notice, as in the decision of matters of law which it is their office to kuow, they may refresh their memory and inform their conscience from such sources as they deem most trustworthy, and as to international
affairs may inquire of the Department of State. The determination of the President, under the act of August 18, 1856,
c. 164, § 1, (Rev. Stat. $ 5570,) that a guano island shall be considered as appertaining to the United States, may be declared through the Department of State, whose acts in this regard are in legal contemplation the
acts of the President. The Island of Navassa in the Caribbean Sea must, by reason of the action
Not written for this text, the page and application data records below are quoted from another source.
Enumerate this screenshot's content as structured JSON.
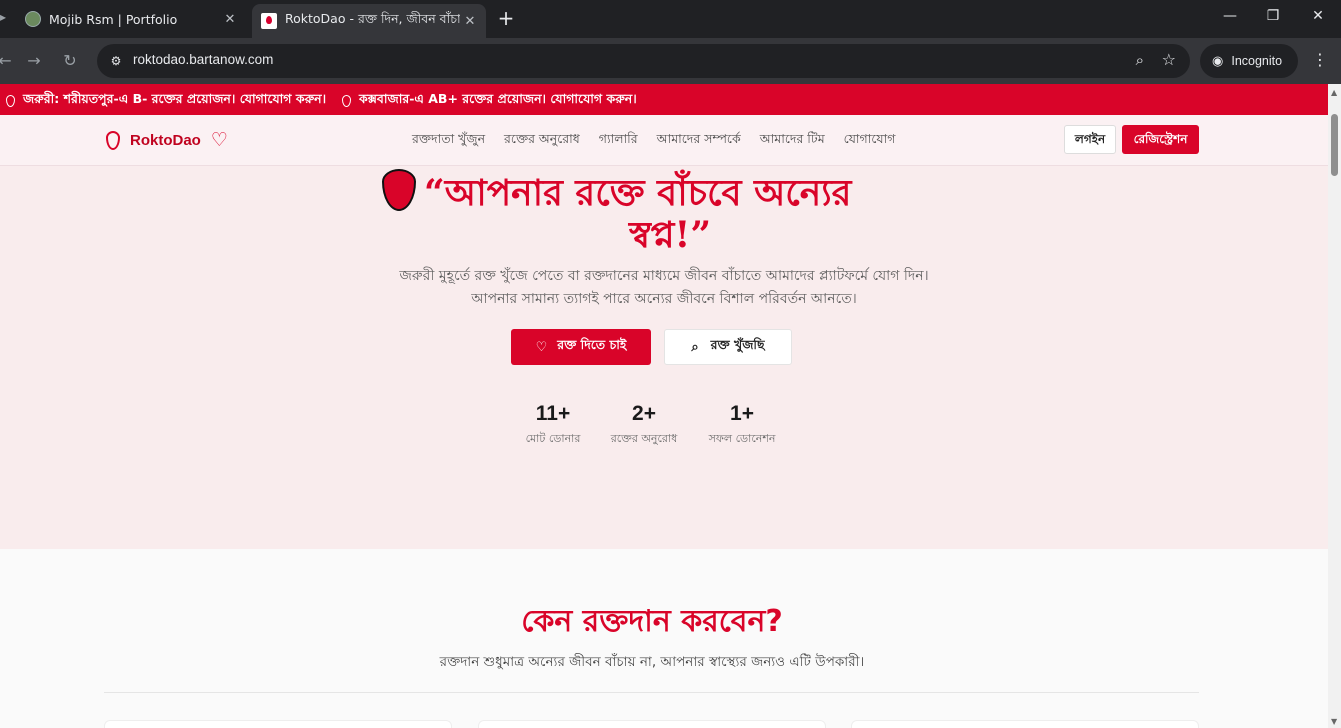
{
  "browser": {
    "tabs": [
      {
        "title": "Mojib Rsm | Portfolio",
        "active": false
      },
      {
        "title": "RoktoDao - রক্ত দিন, জীবন বাঁচা",
        "active": true
      }
    ],
    "url": "roktodao.bartanow.com",
    "incognito_label": "Incognito"
  },
  "ticker": {
    "items": [
      "জরুরী: শরীয়তপুর-এ B- রক্তের প্রয়োজন। যোগাযোগ করুন।",
      "কক্সবাজার-এ AB+ রক্তের প্রয়োজন। যোগাযোগ করুন।"
    ]
  },
  "nav": {
    "brand": "RoktoDao",
    "links": [
      "রক্তদাতা খুঁজুন",
      "রক্তের অনুরোধ",
      "গ্যালারি",
      "আমাদের সম্পর্কে",
      "আমাদের টিম",
      "যোগাযোগ"
    ],
    "login": "লগইন",
    "register": "রেজিস্ট্রেশন"
  },
  "hero": {
    "title_line1": "“আপনার রক্তে বাঁচবে অন্যের",
    "title_line2": "স্বপ্ন!”",
    "subtitle": "জরুরী মুহূর্তে রক্ত খুঁজে পেতে বা রক্তদানের মাধ্যমে জীবন বাঁচাতে আমাদের প্ল্যাটফর্মে যোগ দিন। আপনার সামান্য ত্যাগই পারে অন্যের জীবনে বিশাল পরিবর্তন আনতে।",
    "btn_give": "রক্ত দিতে চাই",
    "btn_seek": "রক্ত খুঁজছি",
    "stats": [
      {
        "value": "11+",
        "label": "মোট ডোনার"
      },
      {
        "value": "2+",
        "label": "রক্তের অনুরোধ"
      },
      {
        "value": "1+",
        "label": "সফল ডোনেশন"
      }
    ]
  },
  "why": {
    "title": "কেন রক্তদান করবেন?",
    "subtitle": "রক্তদান শুধুমাত্র অন্যের জীবন বাঁচায় না, আপনার স্বাস্থ্যের জন্যও এটি উপকারী।"
  },
  "colors": {
    "brand": "#d90429",
    "hero_bg": "#f9eced"
  }
}
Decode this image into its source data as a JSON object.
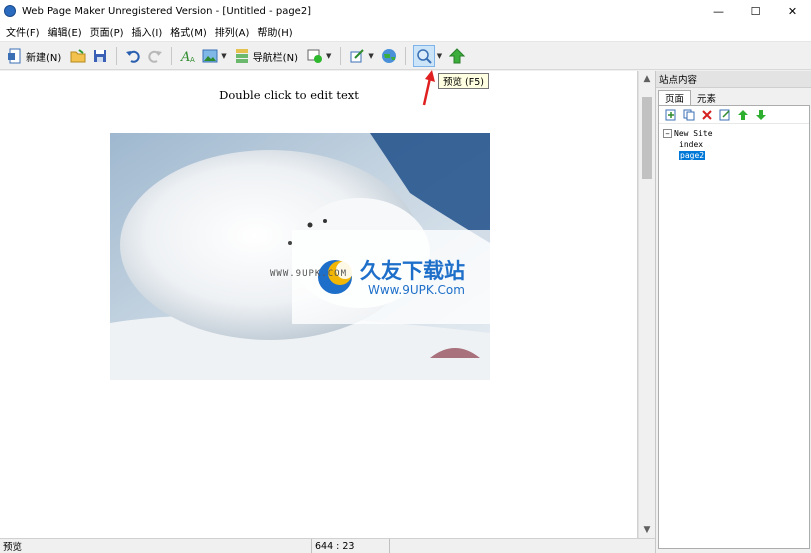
{
  "window": {
    "title": "Web Page Maker Unregistered Version - [Untitled - page2]",
    "minimize": "—",
    "maximize": "☐",
    "close": "✕"
  },
  "menu": [
    "文件(F)",
    "编辑(E)",
    "页面(P)",
    "插入(I)",
    "格式(M)",
    "排列(A)",
    "帮助(H)"
  ],
  "toolbar": {
    "new_label": "新建(N)",
    "navbar_label": "导航栏(N)",
    "tooltip": "预览 (F5)"
  },
  "editor": {
    "text": "Double click to edit text"
  },
  "photo": {
    "watermark_url": "WWW.9UPK.COM",
    "watermark_cn": "久友下载站",
    "watermark_en": "Www.9UPK.Com"
  },
  "panel": {
    "title": "站点内容",
    "tabs": [
      "页面",
      "元素"
    ],
    "tree": {
      "root": "New Site",
      "children": [
        "index",
        "page2"
      ],
      "selected": "page2"
    }
  },
  "status": {
    "left": "预览",
    "coords": "644 : 23"
  },
  "colors": {
    "accent": "#0078d7",
    "tooltip_bg": "#ffffe1",
    "arrow": "#e02020"
  }
}
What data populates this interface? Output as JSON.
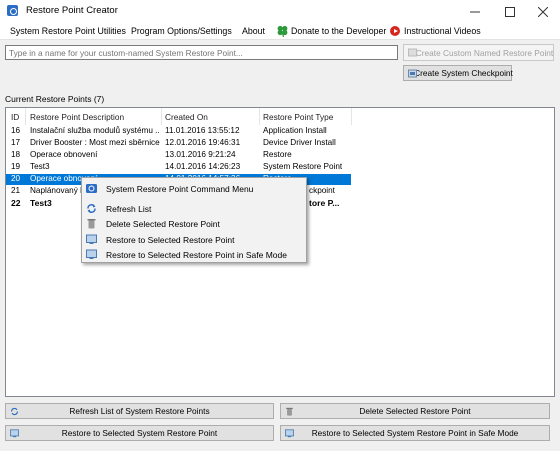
{
  "window": {
    "title": "Restore Point Creator"
  },
  "menu": {
    "utilities": "System Restore Point Utilities",
    "options": "Program Options/Settings",
    "about": "About",
    "donate": "Donate to the Developer",
    "videos": "Instructional Videos"
  },
  "name_input": {
    "placeholder": "Type in a name for your custom-named System Restore Point...",
    "value": ""
  },
  "buttons": {
    "create_custom": "Create Custom Named Restore Point",
    "create_checkpoint": "Create System Checkpoint",
    "refresh_list": "Refresh List of System Restore Points",
    "delete_selected": "Delete Selected Restore Point",
    "restore_selected": "Restore to Selected System Restore Point",
    "restore_safe_mode": "Restore to Selected System Restore Point in Safe Mode"
  },
  "list": {
    "label": "Current Restore Points (7)",
    "columns": [
      "ID",
      "Restore Point Description",
      "Created On",
      "Restore Point Type"
    ],
    "rows": [
      {
        "id": "16",
        "desc": "Instalační služba modulů systému ...",
        "created": "11.01.2016 13:55:12",
        "type": "Application Install"
      },
      {
        "id": "17",
        "desc": "Driver Booster : Most mezi sběrnice...",
        "created": "12.01.2016 19:46:31",
        "type": "Device Driver Install"
      },
      {
        "id": "18",
        "desc": "Operace obnovení",
        "created": "13.01.2016 9:21:24",
        "type": "Restore"
      },
      {
        "id": "19",
        "desc": "Test3",
        "created": "14.01.2016 14:26:23",
        "type": "System Restore Point"
      },
      {
        "id": "20",
        "desc": "Operace obnovení",
        "created": "14.01.2016 14:57:36",
        "type": "Restore"
      },
      {
        "id": "21",
        "desc": "Naplánovaný k",
        "created": "",
        "type": "ckpoint"
      },
      {
        "id": "22",
        "desc": "Test3",
        "created": "",
        "type": "tore P..."
      }
    ]
  },
  "context_menu": {
    "title": "System Restore Point Command Menu",
    "refresh": "Refresh List",
    "delete": "Delete Selected Restore Point",
    "restore": "Restore to Selected Restore Point",
    "restore_safe": "Restore to Selected Restore Point in Safe Mode"
  },
  "colors": {
    "selection": "#0078d7",
    "donate_icon": "#2e9a3c",
    "video_icon": "#d6261e"
  }
}
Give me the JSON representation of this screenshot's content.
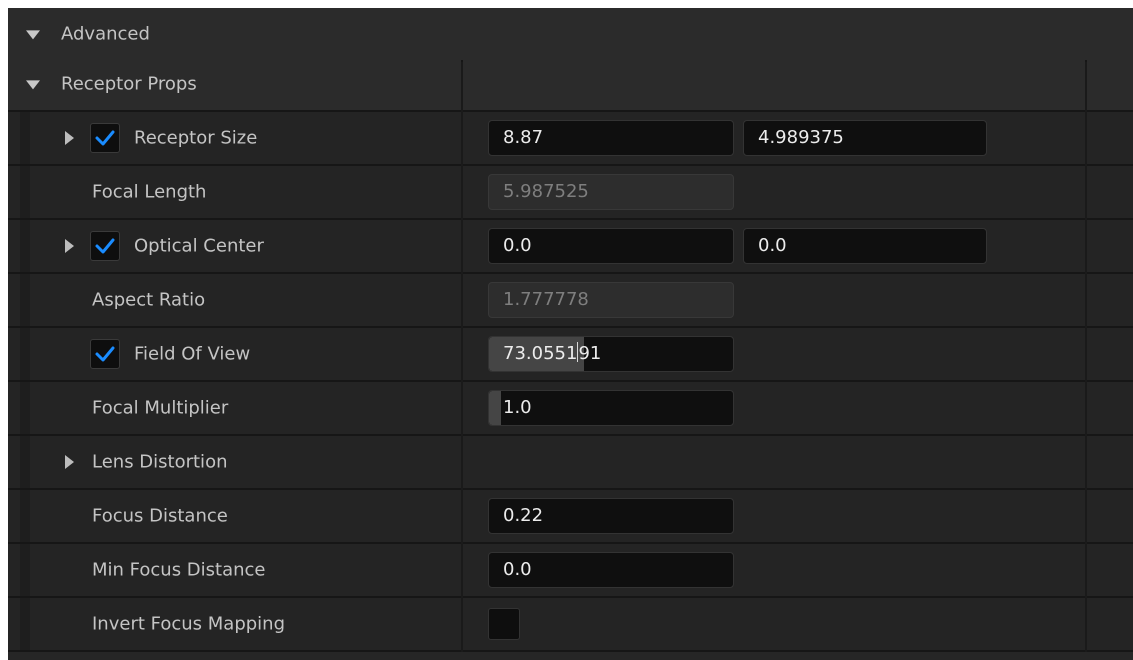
{
  "sections": {
    "advanced": "Advanced",
    "receptor_props": "Receptor Props"
  },
  "colors": {
    "accent": "#1a8cff",
    "panel_bg": "#1a1a1a",
    "row_bg": "#242424",
    "field_bg": "#0f0f0f"
  },
  "rows": {
    "receptor_size": {
      "label": "Receptor Size",
      "checked": true,
      "x": "8.87",
      "y": "4.989375"
    },
    "focal_length": {
      "label": "Focal Length",
      "value": "5.987525"
    },
    "optical_center": {
      "label": "Optical Center",
      "checked": true,
      "x": "0.0",
      "y": "0.0"
    },
    "aspect_ratio": {
      "label": "Aspect Ratio",
      "value": "1.777778"
    },
    "field_of_view": {
      "label": "Field Of View",
      "checked": true,
      "value": "73.055191",
      "value_head": "73.0551",
      "value_tail": "91",
      "slider_fraction": 0.39
    },
    "focal_multiplier": {
      "label": "Focal Multiplier",
      "value": "1.0",
      "slider_fraction": 0.0
    },
    "lens_distortion": {
      "label": "Lens Distortion"
    },
    "focus_distance": {
      "label": "Focus Distance",
      "value": "0.22"
    },
    "min_focus_distance": {
      "label": "Min Focus Distance",
      "value": "0.0"
    },
    "invert_focus_mapping": {
      "label": "Invert Focus Mapping",
      "checked": false
    }
  }
}
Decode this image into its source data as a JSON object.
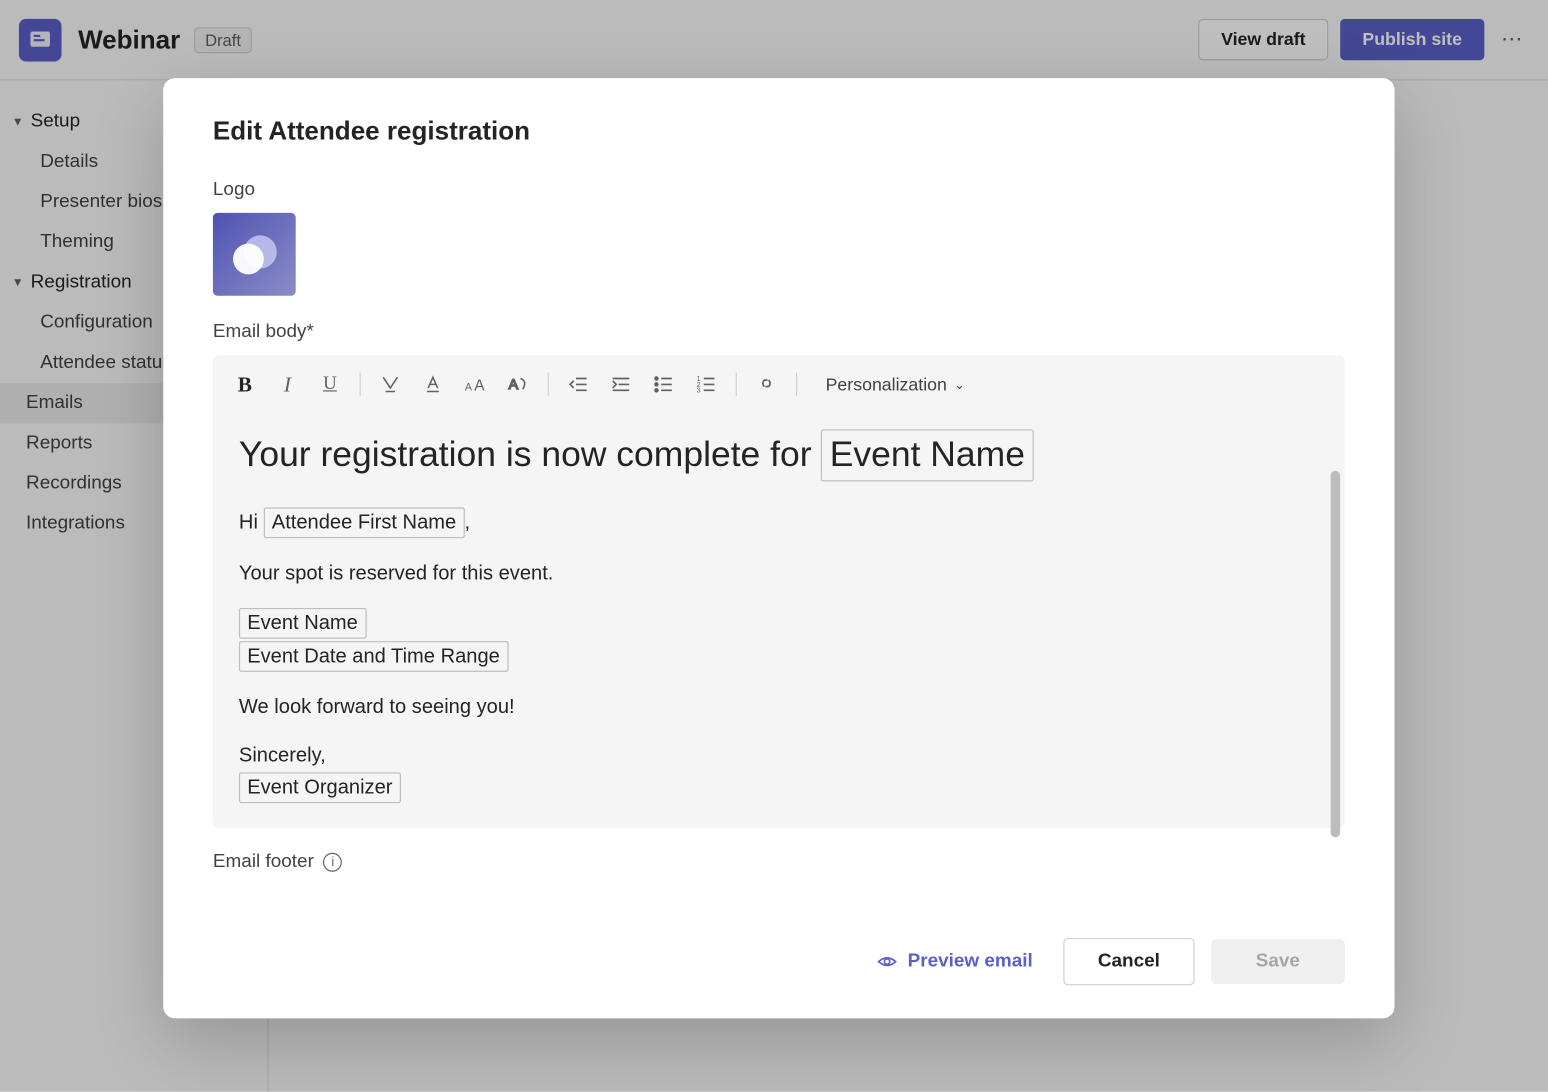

of the President, as appearing in documents of the Department of State,
be considered as appertaining to the United States. Under the act of August 18, 1856, c. 164, § 2, (Rev. Stat. § 5574,) a breach of
condition of the bond given by the discoverer of a guano island forfeits his private rights only, and does not affect the dominion of the United States over the island, or the jurisdiction of their courts.
was argued with No. 1142, Smith v. United States, and No. 1144, Key v. United States, post, 224. On the application of the counsel for the several plaintiffs in error it was ordered, that three counsel for plaintiffs in error be allowed to make oral argument herein. The case is stated in the opinion.
Mr. E. J. Waring, Mr. John Henry Reene, Jr., and Mr. Archibald Stirling for plaintiffs in error. Mr. Joseph S. Davis and Mr. J. Edward Stirling were with them on the brief.
Mr. Attorney General for defendants in error.
MR. JUSTICE Gray delivered the opinion of the court.
This was an indictment, found in the District Court of the United States for the District of Maryland, and remitted to the Circuit Court under Rev. Stat. $ 1039, alleging that Henry Jones, late of that district, on September 14, 1889, “at Navassa Island, a place which then and there was under the sole and exclusive jurisdiction of the United States, and out of the jurisdiction of any particular State or district of the United States, the same being, at the time of the committing of the